“That’s not to say I love everything that the president does,” Warshaw said. “I’d like to, you know, cancel his Twitter account. … But his values and his ideas, I agree with.”
John Ferranti, 53, also voted for Trump.
“I think Trump’s doing a wonderful job,” Ferranti said. “And if Biden wins, we’re in for a long, dark winter. He wants to shut down everything; Trump wants to keep everything open. You can’t shut down the country, you’ve got to let it stay open.”
Biden’s supporters were no less opinionated.
Rosemary Kelleher, 72, said the presidential race was one that meant a lot to her. She joked she’d have to move to Canada if Trump won reelection and said she voted for Biden.
“I think he’ll bring the country back to some sanity,” Kelleher said of Biden. “We’re now being ruled by white supremacists and people who have no compassion for their neighbor.”
One 60-year-old man holding a Biden/Harris flag outside Town Hall said that this was his first time participating in an election in this way.
“I’m a veteran. I’m not a sucker or a loser,” the man said. “I believe [Trump is] compromised. I spent four years training against the Russians. I don’t want my president kissing their ass.”

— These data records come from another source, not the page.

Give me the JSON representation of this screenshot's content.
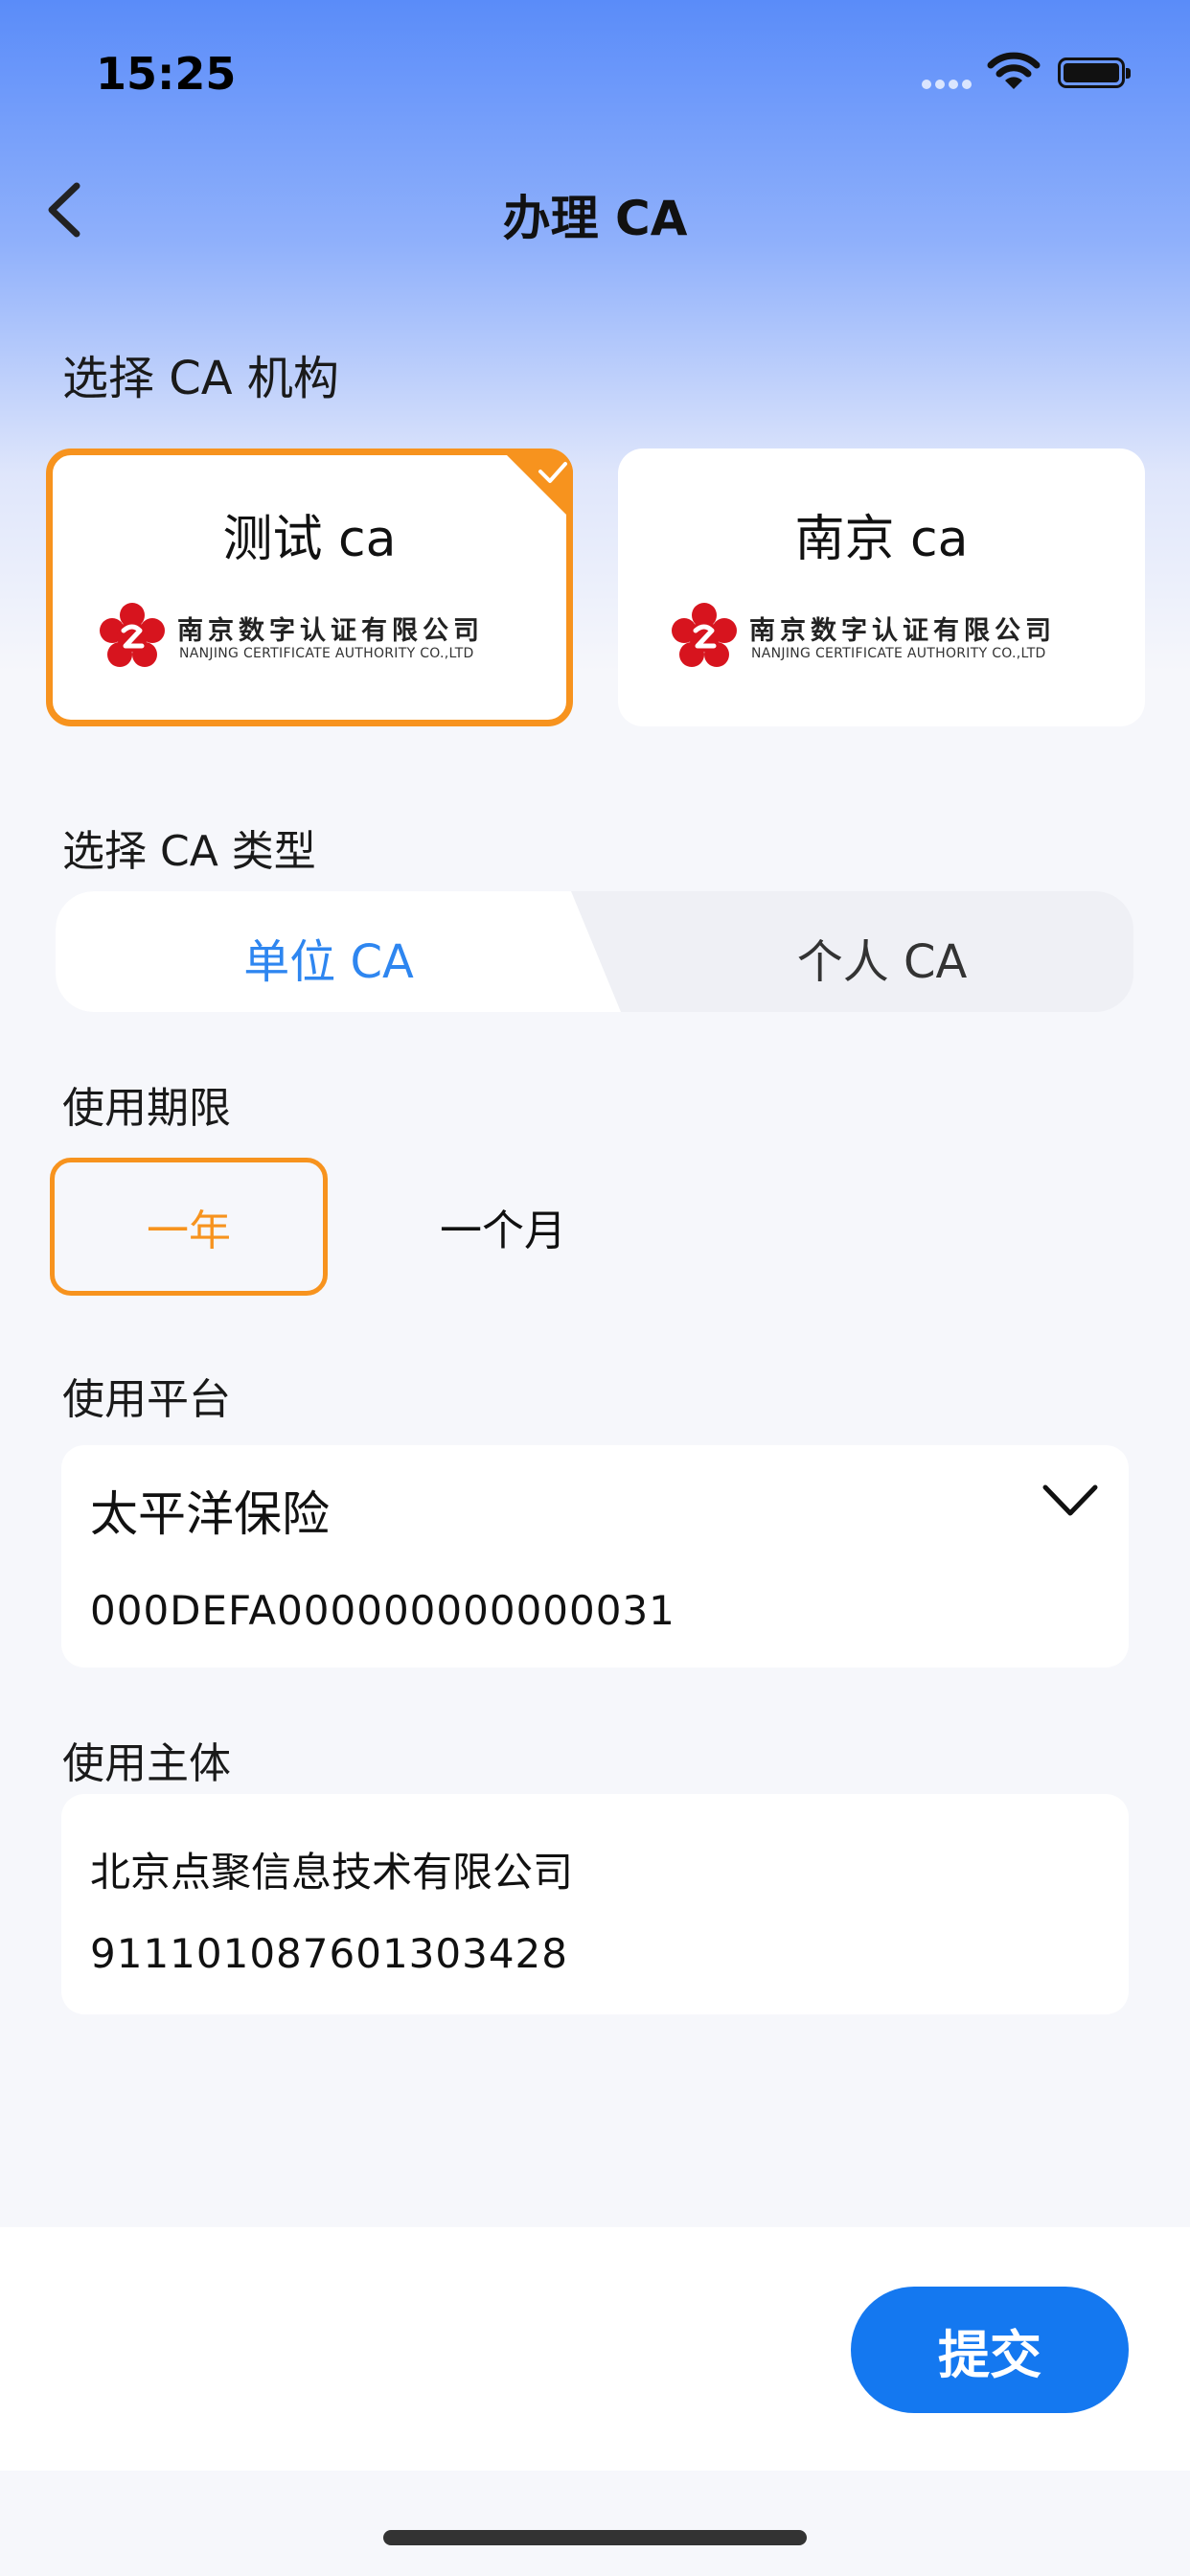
{
  "status_bar": {
    "time": "15:25"
  },
  "nav": {
    "title": "办理 CA"
  },
  "ca_org": {
    "label": "选择 CA 机构",
    "cards": [
      {
        "name": "测试 ca",
        "logo_zh": "南京数字认证有限公司",
        "logo_en": "NANJING CERTIFICATE AUTHORITY CO.,LTD",
        "selected": true
      },
      {
        "name": "南京 ca",
        "logo_zh": "南京数字认证有限公司",
        "logo_en": "NANJING CERTIFICATE AUTHORITY CO.,LTD",
        "selected": false
      }
    ]
  },
  "ca_type": {
    "label": "选择 CA 类型",
    "options": [
      {
        "label": "单位 CA",
        "selected": true
      },
      {
        "label": "个人 CA",
        "selected": false
      }
    ]
  },
  "period": {
    "label": "使用期限",
    "options": [
      {
        "label": "一年",
        "selected": true
      },
      {
        "label": "一个月",
        "selected": false
      }
    ]
  },
  "platform": {
    "label": "使用平台",
    "name": "太平洋保险",
    "code": "000DEFA000000000000031"
  },
  "subject": {
    "label": "使用主体",
    "name": "北京点聚信息技术有限公司",
    "code": "911101087601303428"
  },
  "actions": {
    "submit_label": "提交"
  },
  "colors": {
    "accent_orange": "#f7931e",
    "primary_blue": "#1478f0",
    "tab_blue": "#2e86f0"
  }
}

The man didn’t want to be named in the paper, citing the “volatile” political climate.
He did say that there seemed to be strong support for Biden in Wareham, with about a 70-30 ratio of “good honks to bad honks” from passing cars.

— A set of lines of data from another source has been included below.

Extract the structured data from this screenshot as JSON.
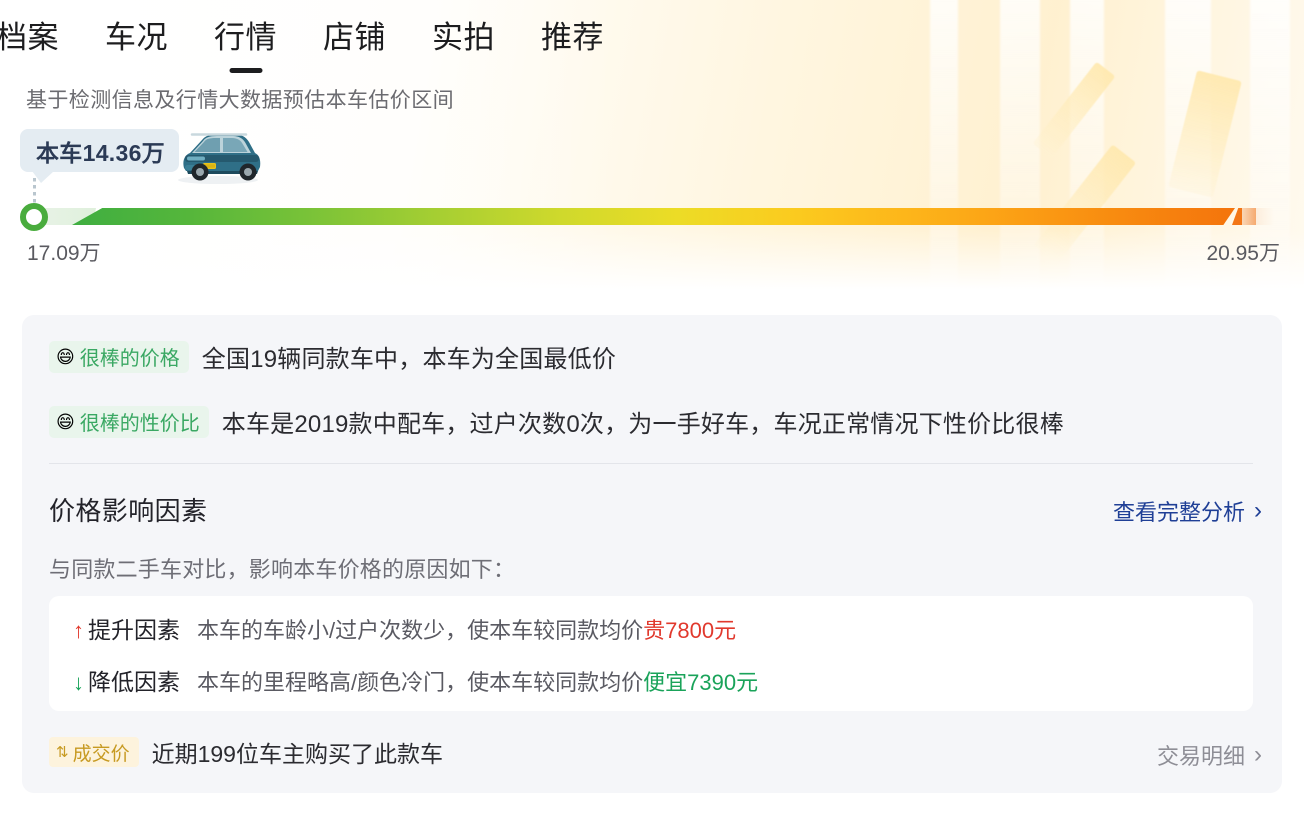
{
  "tabs": [
    {
      "label": "档案",
      "active": false
    },
    {
      "label": "车况",
      "active": false
    },
    {
      "label": "行情",
      "active": true
    },
    {
      "label": "店铺",
      "active": false
    },
    {
      "label": "实拍",
      "active": false
    },
    {
      "label": "推荐",
      "active": false
    }
  ],
  "estimate": {
    "subtitle": "基于检测信息及行情大数据预估本车估价区间",
    "bubble_label": "本车14.36万",
    "price_low": "17.09万",
    "price_high": "20.95万"
  },
  "verdicts": [
    {
      "tag_emoji": "😄",
      "tag_label": "很棒的价格",
      "text": "全国19辆同款车中，本车为全国最低价"
    },
    {
      "tag_emoji": "😄",
      "tag_label": "很棒的性价比",
      "text": "本车是2019款中配车，过户次数0次，为一手好车，车况正常情况下性价比很棒"
    }
  ],
  "price_factors": {
    "title": "价格影响因素",
    "full_analysis_label": "查看完整分析",
    "full_analysis_chevron": "›",
    "compare_note": "与同款二手车对比，影响本车价格的原因如下：",
    "rows": [
      {
        "arrow": "↑",
        "label": "提升因素",
        "desc": "本车的车龄小/过户次数少，使本车较同款均价",
        "amount": "贵7800元"
      },
      {
        "arrow": "↓",
        "label": "降低因素",
        "desc": "本车的里程略高/颜色冷门，使本车较同款均价",
        "amount": "便宜7390元"
      }
    ]
  },
  "deal": {
    "tag_icon": "⇅",
    "tag_label": "成交价",
    "text": "近期199位车主购买了此款车",
    "detail_label": "交易明细",
    "detail_chevron": "›"
  },
  "colors": {
    "accent_blue": "#1f3f96",
    "up_red": "#e1392d",
    "down_green": "#1aa35a",
    "tag_green": "#3aa863",
    "gold": "#c79a22",
    "card_bg": "#f5f6f9"
  }
}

Peter Barrows, another veteran, was also holding a sign for Biden.
“I don’t know how any veteran could be in support of Donald Trump after the things he’s said,” Barrows said. He took particular umbrage with what he described as Trump’s bragging about getting out of the draft for the Vietnam War, which he described as “personally insulting.”
Tony Volpe, another Biden supporter, said he is in favor of Biden because of his “sanity.”
“I want to protect my son’s future. I want a green planet, a chance to get an education,” Volpe said.
Marie Riley was holding a flag in support of Dr. Shiva Ayyadurai, a write-in candidate for senate. Riley has been a Dr. Shiva supporter since his 2018 campaign against Elizabeth Warren.
“He said he was so happy that Trump had won because he was the perfect man for the job of the CEO of the United States,” Riley said. She cited Ayyadurai’s multiple MIT degrees, experience running international high-tech companies and commitment to “truth, freedom and health” as reasons she thought he was right for the position.
Around noon, Sonya Twyman, a poll worker at Redman Hall Precinct 4 in West Wareham, said that there had been a steady stream of voters at her polling place all day. Twyman said this was her first election working the polls.
“They said they really needed help,” Twyman said. “And I wanted to be sure that everyone could get their vote in.”
People were already waiting before the polls opened at 7 a.m., Twyman said, and she was told there was a line all the way around the Redman Hall building when the polls opened.
“People were just really patient and really great,” she said.
Throughout the day, Twyman said she handed out ballots, sanitized voting booths and spent time inserting early-voting and mail-in ballots into the machine between voters.
In terms of coronavirus precautions, Twyman said everyone was wearing masks and washing their hands frequently. She said hand sanitizer and disinfectant wipes were widely available as well.
Twyman also said she’d seen a lot of first-time voters this election.
One of those first-time voters was Marc Zaknoun, a 23-year-old who said he’d voted recently in a primary but that this was his first presidential election.
He said the social impact of the election was what brought him out to vote.
“I think everyone’s feeling it a little bit more with this round of elections,” Zaknoun said. “People want to see change, and I just figure, you know, exercise your civic right to vote.”
Zaknoun said he voted for the Democrats on the ballot, including Biden.
“I feel as though his views and the Democratic party’s views align with my own,” he said.
Zaknoun said he hoped things would start looking up for the country.
“Things have been a bit tough, so here’s hoping that the turnaround starts with this election,” he said. “I think that’s why everyone’s out to vote.”